  • New kinds of integration with other services, such as deeper bug tracker integration, an adapter for GitHub pull requests, or allowing users to log in using Mozilla Persona.
  • Building a user “trophy case” and adding new kinds of achievements.
For a full list of project suggestions, check out our wiki: Student Project Ideas
Some experience using Python and/or Django, Javascript and jQuery would definitely be a plus. In our experience, Git is usually the largest stumbling block, so students comfortable with Git (or able to quickly get comfortable with Git) will likely have an easier time developing.
For more information, see the project web page at http://reviewboard.org, or our students blog at http://reviewboardstudents.wordpress.com/

 

 

Freeseer

Freeseer is a powerful screen-casting tool. It enables you to record from a various video and audio sources such as local desktop, usb, microphone, and other sources. It supports live streaming. It also provides rich meta data handling capabilities in which the speaker, title, event, and other meta data are encoded in the video files.

The Freeseer project is a project still growing rapidly and perhaps one of the best open source video screen casting tools available.

Freeseer is implemented in Python. Code is managed in git.

Project: Upload tool.

This project is to enable freeseer to upload videos to YouTube quickly and easily and automatically populate meta data fields from fields encoded into the video file during recording. Work was done on this tool previously resulting in a strong GUI. This project is to complete the work, test it, and ensure it works robustly.

Difficulty: 4/10

Project: UStream streaming support

UStream is a popular video streaming site. This project is to enable Freeseer to support it for video streaming.

Difficulty: 5/10

Project: Prerequisite cleanup

From time to time developers contribute code to freeseer that is experimental. Sometimes this code uses a particular third party library that made sense at the time but perhaps can be replaced with an existing library that Freeseer already uses thus making it require fewer external components. This project is to evaluate all prerequisites and remove them where it makes sense.

Examples:

Move rss import to qt https://github.com/Freeseer/freeseer/issues/175

Difficulty: 5/10

Project: Integrated video player

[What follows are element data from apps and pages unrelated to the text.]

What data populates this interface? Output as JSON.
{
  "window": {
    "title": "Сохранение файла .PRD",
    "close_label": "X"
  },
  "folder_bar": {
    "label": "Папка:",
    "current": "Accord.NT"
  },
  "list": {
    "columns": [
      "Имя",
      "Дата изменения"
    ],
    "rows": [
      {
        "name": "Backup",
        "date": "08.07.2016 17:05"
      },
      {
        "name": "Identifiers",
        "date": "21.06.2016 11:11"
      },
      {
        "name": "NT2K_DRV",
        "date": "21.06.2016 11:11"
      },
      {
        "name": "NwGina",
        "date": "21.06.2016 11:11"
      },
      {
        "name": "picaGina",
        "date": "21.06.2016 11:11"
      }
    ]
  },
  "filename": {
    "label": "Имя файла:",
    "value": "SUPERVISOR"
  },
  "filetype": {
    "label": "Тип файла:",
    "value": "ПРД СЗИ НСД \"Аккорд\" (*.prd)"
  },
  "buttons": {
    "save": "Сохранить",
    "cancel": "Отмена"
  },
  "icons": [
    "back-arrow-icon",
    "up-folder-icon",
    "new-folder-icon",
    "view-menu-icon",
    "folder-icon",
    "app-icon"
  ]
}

When recording talks at conferences, as part of training the team, we encourage them to watch videos in between talks to be able to make any adjustments needed. For example if the microphone is too high or low.

This project is to enable a simple option for recording technicians to watch the videos. See this thread: http://box674.bluehost.com/pipermail/freeseer_fosslc.org/2012-July/001443.html

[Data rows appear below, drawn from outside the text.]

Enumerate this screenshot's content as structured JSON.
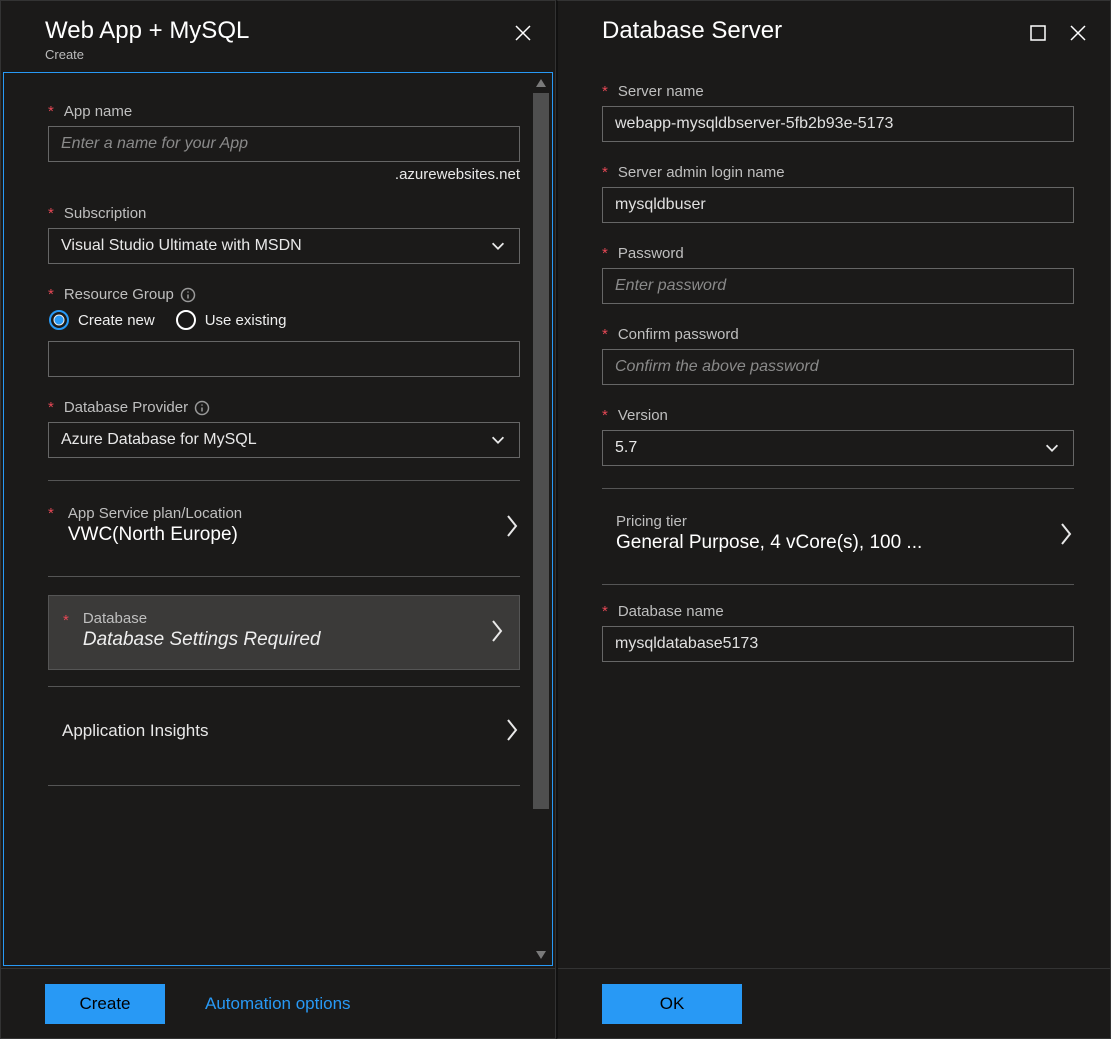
{
  "left": {
    "title": "Web App + MySQL",
    "subtitle": "Create",
    "appName": {
      "label": "App name",
      "placeholder": "Enter a name for your App",
      "suffix": ".azurewebsites.net"
    },
    "subscription": {
      "label": "Subscription",
      "value": "Visual Studio Ultimate with MSDN"
    },
    "resourceGroup": {
      "label": "Resource Group",
      "createNew": "Create new",
      "useExisting": "Use existing",
      "value": ""
    },
    "dbProvider": {
      "label": "Database Provider",
      "value": "Azure Database for MySQL"
    },
    "appService": {
      "label": "App Service plan/Location",
      "value": "VWC(North Europe)"
    },
    "database": {
      "label": "Database",
      "value": "Database Settings Required"
    },
    "appInsights": {
      "label": "Application Insights"
    },
    "footer": {
      "create": "Create",
      "automation": "Automation options"
    }
  },
  "right": {
    "title": "Database Server",
    "serverName": {
      "label": "Server name",
      "value": "webapp-mysqldbserver-5fb2b93e-5173"
    },
    "adminLogin": {
      "label": "Server admin login name",
      "value": "mysqldbuser"
    },
    "password": {
      "label": "Password",
      "placeholder": "Enter password"
    },
    "confirm": {
      "label": "Confirm password",
      "placeholder": "Confirm the above password"
    },
    "version": {
      "label": "Version",
      "value": "5.7"
    },
    "pricing": {
      "label": "Pricing tier",
      "value": "General Purpose, 4 vCore(s), 100 ..."
    },
    "dbName": {
      "label": "Database name",
      "value": "mysqldatabase5173"
    },
    "footer": {
      "ok": "OK"
    }
  }
}
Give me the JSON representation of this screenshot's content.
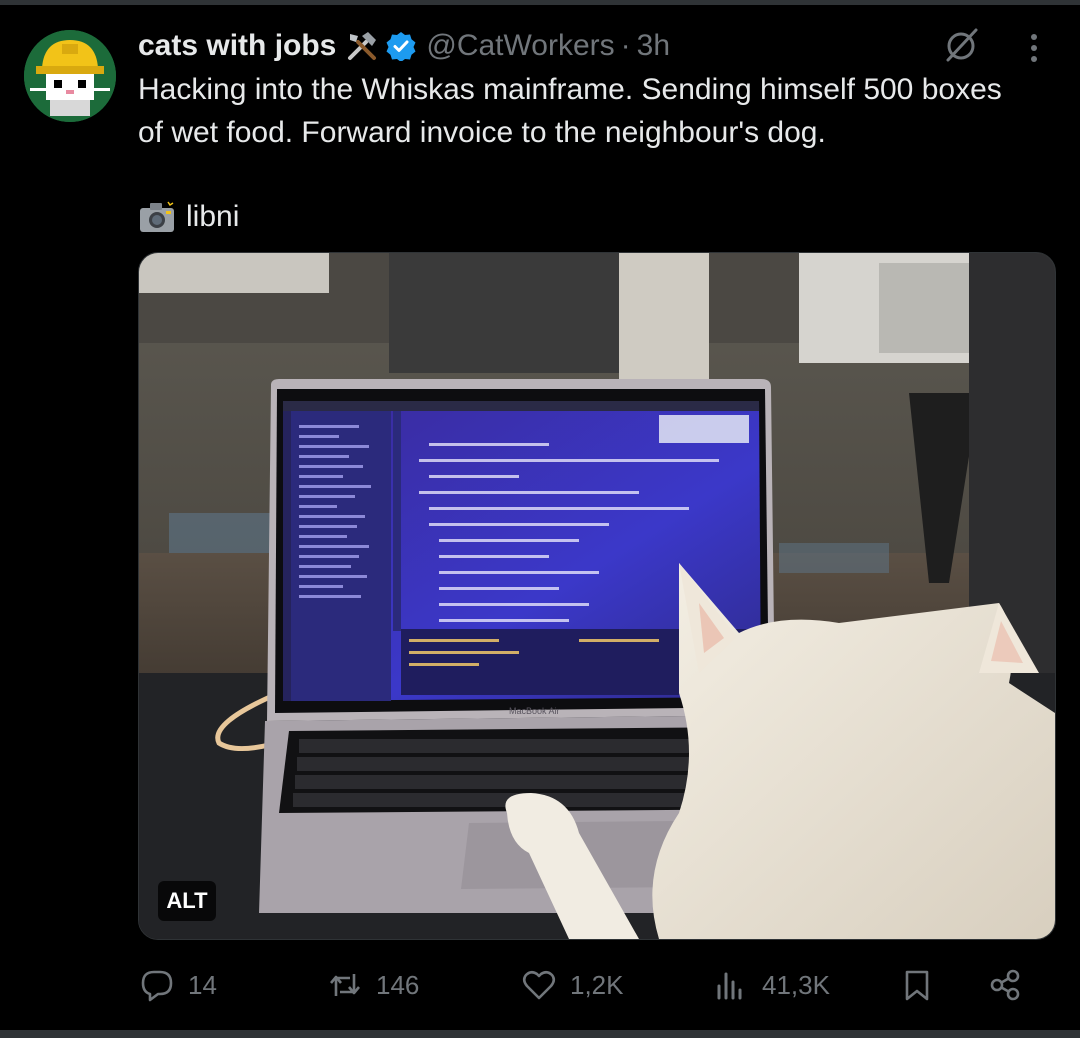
{
  "tweet": {
    "author_name": "cats with jobs",
    "handle": "@CatWorkers",
    "separator": "·",
    "time": "3h",
    "text": "Hacking into the Whiskas mainframe. Sending himself 500 boxes of wet food. Forward invoice to the neighbour's dog.",
    "credit": "libni",
    "media_alt_badge": "ALT",
    "laptop_brand_text": "MacBook Air"
  },
  "actions": {
    "replies": "14",
    "reposts": "146",
    "likes": "1,2K",
    "views": "41,3K"
  },
  "icons": {
    "badge": "tools-icon",
    "verified": "verified-icon",
    "grok": "grok-icon",
    "more": "more-icon",
    "camera": "camera-icon",
    "reply": "reply-icon",
    "repost": "repost-icon",
    "like": "heart-icon",
    "views": "views-icon",
    "bookmark": "bookmark-icon",
    "share": "share-icon"
  },
  "colors": {
    "background": "#000000",
    "text": "#e7e9ea",
    "muted": "#71767b",
    "verified": "#1d9bf0",
    "avatar_bg": "#1c6b3a",
    "hardhat": "#f2c318"
  }
}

Difficulty: 4/10

Waterbear

Waterbear is a toolkit for creating drag-and-drop programming languages, with some example languages you can play around with and learn from. The goal is to make it easy to wrap existing languages with Waterbear blocks to create draggable, snappable syntaxes for them. Waterbear’s system of draggable, snappable blocks are built using clean HTML5, CSS3, and Javascript. The Javascript playground for Waterbear allows you to create Waterbear scripts, see the Javascript it will generate, and run it right in the browser.

Projects:

* As the Waterbear foundations stabilize, we need to rework the interactive development interface (IDE) to make it friendler, more powerful, and easier to use.
* Creating demos which use the blocks to showcase different programming tasks.
* Creating new block-based teaching languages using a subset of the blocks, or by wrapping a different language (such as Python or Lua).

In addition to the projects listed above, some past projects that have been involved in UCOSP (and may return this fall) include:

Prediction.io
Openstack
Pouch.db
MongoDB
Mozilla Firefox O/S
Mozilla Marketplace
Freeseeer
Orion
GeoGit
GeoTrellis
JTS
Kotlin
Socket.io
Ruby on Rails
App Inventor
Review Board
Waterbear
Formulize
HHVM
Wikimedia
Umple
Blackberry